Element data from apps and pages
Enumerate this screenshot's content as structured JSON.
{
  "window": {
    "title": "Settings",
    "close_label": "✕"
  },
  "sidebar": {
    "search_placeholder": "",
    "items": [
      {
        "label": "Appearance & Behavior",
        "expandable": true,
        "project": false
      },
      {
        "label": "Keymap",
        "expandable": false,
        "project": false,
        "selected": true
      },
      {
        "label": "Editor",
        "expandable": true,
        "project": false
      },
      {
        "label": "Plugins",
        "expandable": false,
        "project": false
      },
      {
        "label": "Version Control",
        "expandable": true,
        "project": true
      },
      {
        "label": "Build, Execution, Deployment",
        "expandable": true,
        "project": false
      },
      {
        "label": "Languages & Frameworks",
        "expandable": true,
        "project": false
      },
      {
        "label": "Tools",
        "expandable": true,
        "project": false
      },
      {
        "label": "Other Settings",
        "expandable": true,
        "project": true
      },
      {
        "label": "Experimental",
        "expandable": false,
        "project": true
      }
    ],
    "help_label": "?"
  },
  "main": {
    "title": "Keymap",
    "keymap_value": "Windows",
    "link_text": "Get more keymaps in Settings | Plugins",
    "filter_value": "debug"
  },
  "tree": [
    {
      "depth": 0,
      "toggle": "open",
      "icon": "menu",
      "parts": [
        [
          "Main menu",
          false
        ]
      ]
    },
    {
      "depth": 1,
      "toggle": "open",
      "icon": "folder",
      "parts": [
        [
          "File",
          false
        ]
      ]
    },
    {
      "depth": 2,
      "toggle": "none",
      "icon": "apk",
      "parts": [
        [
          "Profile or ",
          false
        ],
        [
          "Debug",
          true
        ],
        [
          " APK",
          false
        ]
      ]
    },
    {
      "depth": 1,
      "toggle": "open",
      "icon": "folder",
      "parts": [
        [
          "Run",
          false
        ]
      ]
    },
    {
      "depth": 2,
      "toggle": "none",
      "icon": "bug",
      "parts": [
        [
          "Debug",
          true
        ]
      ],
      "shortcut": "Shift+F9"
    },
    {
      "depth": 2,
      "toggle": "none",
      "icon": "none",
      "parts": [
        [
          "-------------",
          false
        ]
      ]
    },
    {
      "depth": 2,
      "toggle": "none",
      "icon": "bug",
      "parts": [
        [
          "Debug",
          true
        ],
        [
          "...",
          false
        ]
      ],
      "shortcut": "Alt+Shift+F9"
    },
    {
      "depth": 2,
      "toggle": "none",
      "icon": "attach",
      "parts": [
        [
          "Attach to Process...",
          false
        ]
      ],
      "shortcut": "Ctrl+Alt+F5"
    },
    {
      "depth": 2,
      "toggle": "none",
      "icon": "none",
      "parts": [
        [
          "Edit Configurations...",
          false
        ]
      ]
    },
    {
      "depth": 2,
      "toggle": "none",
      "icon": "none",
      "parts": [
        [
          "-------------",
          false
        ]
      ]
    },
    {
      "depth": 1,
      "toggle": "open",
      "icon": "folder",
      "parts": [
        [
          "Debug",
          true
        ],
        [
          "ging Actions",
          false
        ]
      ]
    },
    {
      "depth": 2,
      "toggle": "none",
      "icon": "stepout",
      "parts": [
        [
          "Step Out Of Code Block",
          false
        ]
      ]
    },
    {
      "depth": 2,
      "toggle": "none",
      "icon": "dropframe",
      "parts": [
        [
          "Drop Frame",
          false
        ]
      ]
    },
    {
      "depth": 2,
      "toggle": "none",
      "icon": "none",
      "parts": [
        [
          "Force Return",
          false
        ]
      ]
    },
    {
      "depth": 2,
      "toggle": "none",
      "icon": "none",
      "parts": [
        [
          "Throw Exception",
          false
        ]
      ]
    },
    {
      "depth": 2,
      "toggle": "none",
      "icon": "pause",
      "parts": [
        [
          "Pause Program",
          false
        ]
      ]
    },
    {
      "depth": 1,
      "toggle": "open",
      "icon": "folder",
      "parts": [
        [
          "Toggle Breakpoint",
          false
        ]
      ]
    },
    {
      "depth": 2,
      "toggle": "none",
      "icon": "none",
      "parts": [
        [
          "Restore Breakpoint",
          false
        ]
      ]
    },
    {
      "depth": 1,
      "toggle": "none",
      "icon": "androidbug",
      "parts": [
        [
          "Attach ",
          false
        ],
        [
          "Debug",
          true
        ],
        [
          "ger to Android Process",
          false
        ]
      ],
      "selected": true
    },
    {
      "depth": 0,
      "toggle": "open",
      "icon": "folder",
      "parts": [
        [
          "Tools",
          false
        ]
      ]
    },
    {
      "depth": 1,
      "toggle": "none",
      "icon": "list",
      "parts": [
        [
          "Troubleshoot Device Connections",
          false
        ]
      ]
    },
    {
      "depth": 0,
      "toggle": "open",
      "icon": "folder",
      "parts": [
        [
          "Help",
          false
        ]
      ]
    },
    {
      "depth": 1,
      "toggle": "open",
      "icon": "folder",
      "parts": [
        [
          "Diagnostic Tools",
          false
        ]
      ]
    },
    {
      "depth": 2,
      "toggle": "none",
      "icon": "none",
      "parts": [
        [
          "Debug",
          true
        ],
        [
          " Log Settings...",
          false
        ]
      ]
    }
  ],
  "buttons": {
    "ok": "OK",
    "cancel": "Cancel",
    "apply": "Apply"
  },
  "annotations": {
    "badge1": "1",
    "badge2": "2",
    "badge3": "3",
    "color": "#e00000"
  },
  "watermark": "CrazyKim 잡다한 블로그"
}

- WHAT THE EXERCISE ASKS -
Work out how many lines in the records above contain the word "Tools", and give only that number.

- ANSWER SPACE -
3